When you have a lot of text slides in a presentation, it seems inevitable that some will have more text than will comfortably fit on a slide and some that leave a few lonely-looking lines at the top of the slide.
You can always bump the text size up and down to fit the text to the slide, but it looks less than professional to have the text size jump up and down from slide to slide. Adjusting the spacing between lines of text often looks better.
To adjust the line spacing for a whole block of text, click the text once to get an I-beam insertion cursor, then press the Esc key. This selects the entire text block. Next, choose Format, Line Spacing to open the Line Spacing dialog box. Here, you can make three different spacing adjustments:
You can use the Up or Down arrow to make spacing adjustments or type the value you want directly in the text boxes in the Line Spacing dialog box. And you can make your adjustments in your choice of units, Lines or Points. Click Preview to see the effect of your changes.
Tip in a tip: If you want your slides to look their best and be as legible as possible, avoid decreasing the line spacing too much--for example, don't set it to less than one line.
Sometimes you need to apply line spacing to some but not all of the lines in a text block. Suppose, for example, that you have first- and second-level bullet points and want the second-level bullets to sit closer to the first-level bullet they
belong with and a little further away from the first-level bullet point that follows. It couldn't be simpler:
For each first-level bullet point in the text you're working with, click the point to get an I-beam text cursor; choose Format, Line Spacing; and increase the Before Paragraph space setting to taste. Don't forget that you can use the Preview button to see the effect your changes will have when you click OK.
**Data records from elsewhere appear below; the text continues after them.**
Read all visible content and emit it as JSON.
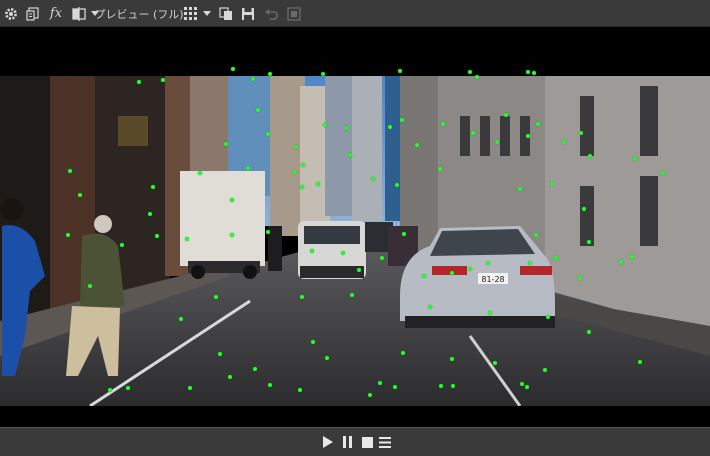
{
  "toolbar": {
    "preview_label": "プレビュー (フル)",
    "icons": [
      "gear-icon",
      "export-icon",
      "fx-icon",
      "compare-icon",
      "chevron-down-icon",
      "preview-quality-dropdown",
      "grid-icon",
      "chevron-down-icon",
      "copy-frame-icon",
      "save-frame-icon",
      "undo-icon",
      "disabled-icon"
    ],
    "fx_label": "fx"
  },
  "viewer": {
    "tracking_color": "#22ff2a",
    "license_plate": "81-28"
  },
  "transport": {
    "icons": [
      "play-icon",
      "pause-icon",
      "stop-icon",
      "menu-icon"
    ]
  }
}
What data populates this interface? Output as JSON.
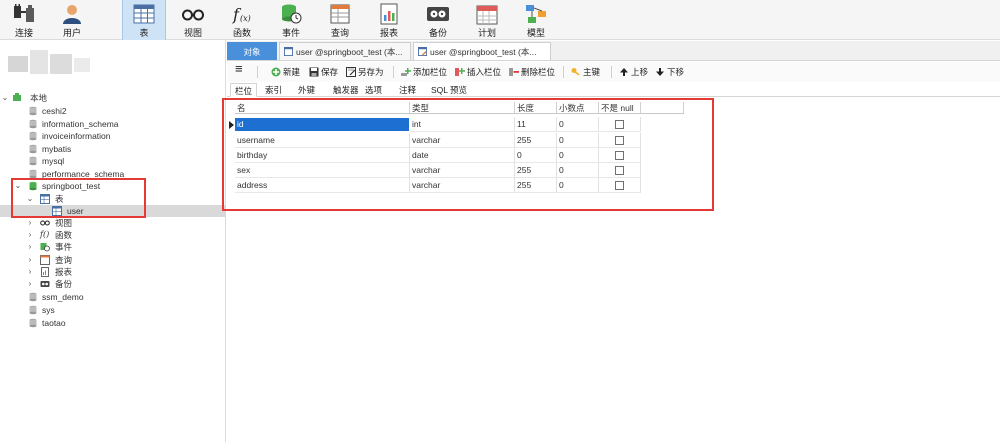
{
  "toolbar": {
    "buttons": [
      {
        "label": "连接",
        "icon": "plug-icon"
      },
      {
        "label": "用户",
        "icon": "user-icon"
      },
      {
        "label": "表",
        "icon": "table-icon"
      },
      {
        "label": "视图",
        "icon": "glasses-icon"
      },
      {
        "label": "函数",
        "icon": "function-icon"
      },
      {
        "label": "事件",
        "icon": "event-icon"
      },
      {
        "label": "查询",
        "icon": "query-icon"
      },
      {
        "label": "报表",
        "icon": "report-icon"
      },
      {
        "label": "备份",
        "icon": "backup-icon"
      },
      {
        "label": "计划",
        "icon": "calendar-icon"
      },
      {
        "label": "模型",
        "icon": "model-icon"
      }
    ],
    "active": "表"
  },
  "nav": {
    "connection": "本地",
    "items": [
      {
        "label": "ceshi2"
      },
      {
        "label": "information_schema"
      },
      {
        "label": "invoiceinformation"
      },
      {
        "label": "mybatis"
      },
      {
        "label": "mysql"
      },
      {
        "label": "performance_schema"
      },
      {
        "label": "springboot_test"
      },
      {
        "label": "表"
      },
      {
        "label": "user"
      },
      {
        "label": "视图"
      },
      {
        "label": "函数"
      },
      {
        "label": "事件"
      },
      {
        "label": "查询"
      },
      {
        "label": "报表"
      },
      {
        "label": "备份"
      },
      {
        "label": "ssm_demo"
      },
      {
        "label": "sys"
      },
      {
        "label": "taotao"
      }
    ],
    "fx_prefix": "f()"
  },
  "tabs": [
    {
      "label": "对象"
    },
    {
      "label": "user @springboot_test (本..."
    },
    {
      "label": "user @springboot_test (本..."
    }
  ],
  "designer_toolbar": {
    "menu_icon": "≡",
    "items": [
      {
        "label": "新建"
      },
      {
        "label": "保存"
      },
      {
        "label": "另存为"
      },
      {
        "label": "添加栏位"
      },
      {
        "label": "插入栏位"
      },
      {
        "label": "删除栏位"
      },
      {
        "label": "主键"
      },
      {
        "label": "上移"
      },
      {
        "label": "下移"
      }
    ]
  },
  "subtabs": [
    {
      "label": "栏位"
    },
    {
      "label": "索引"
    },
    {
      "label": "外键"
    },
    {
      "label": "触发器"
    },
    {
      "label": "选项"
    },
    {
      "label": "注释"
    },
    {
      "label": "SQL 预览"
    }
  ],
  "grid": {
    "headers": [
      "名",
      "类型",
      "长度",
      "小数点",
      "不是 null"
    ],
    "rows": [
      {
        "name": "id",
        "type": "int",
        "length": "11",
        "decimals": "0",
        "not_null": false
      },
      {
        "name": "username",
        "type": "varchar",
        "length": "255",
        "decimals": "0",
        "not_null": false
      },
      {
        "name": "birthday",
        "type": "date",
        "length": "0",
        "decimals": "0",
        "not_null": false
      },
      {
        "name": "sex",
        "type": "varchar",
        "length": "255",
        "decimals": "0",
        "not_null": false
      },
      {
        "name": "address",
        "type": "varchar",
        "length": "255",
        "decimals": "0",
        "not_null": false
      }
    ]
  },
  "colors": {
    "accent": "#4a8fd9",
    "highlight_box": "#e53935",
    "selection": "#1e6fd2"
  }
}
By increasing the Before Paragraph setting for each first-level bullet point, you're putting a little more "air" between it and the previous text. So the previous second-level bullet points will appear to "belong to" the first-level bullet point above them and not sit too close to the first-level bullet point that follows.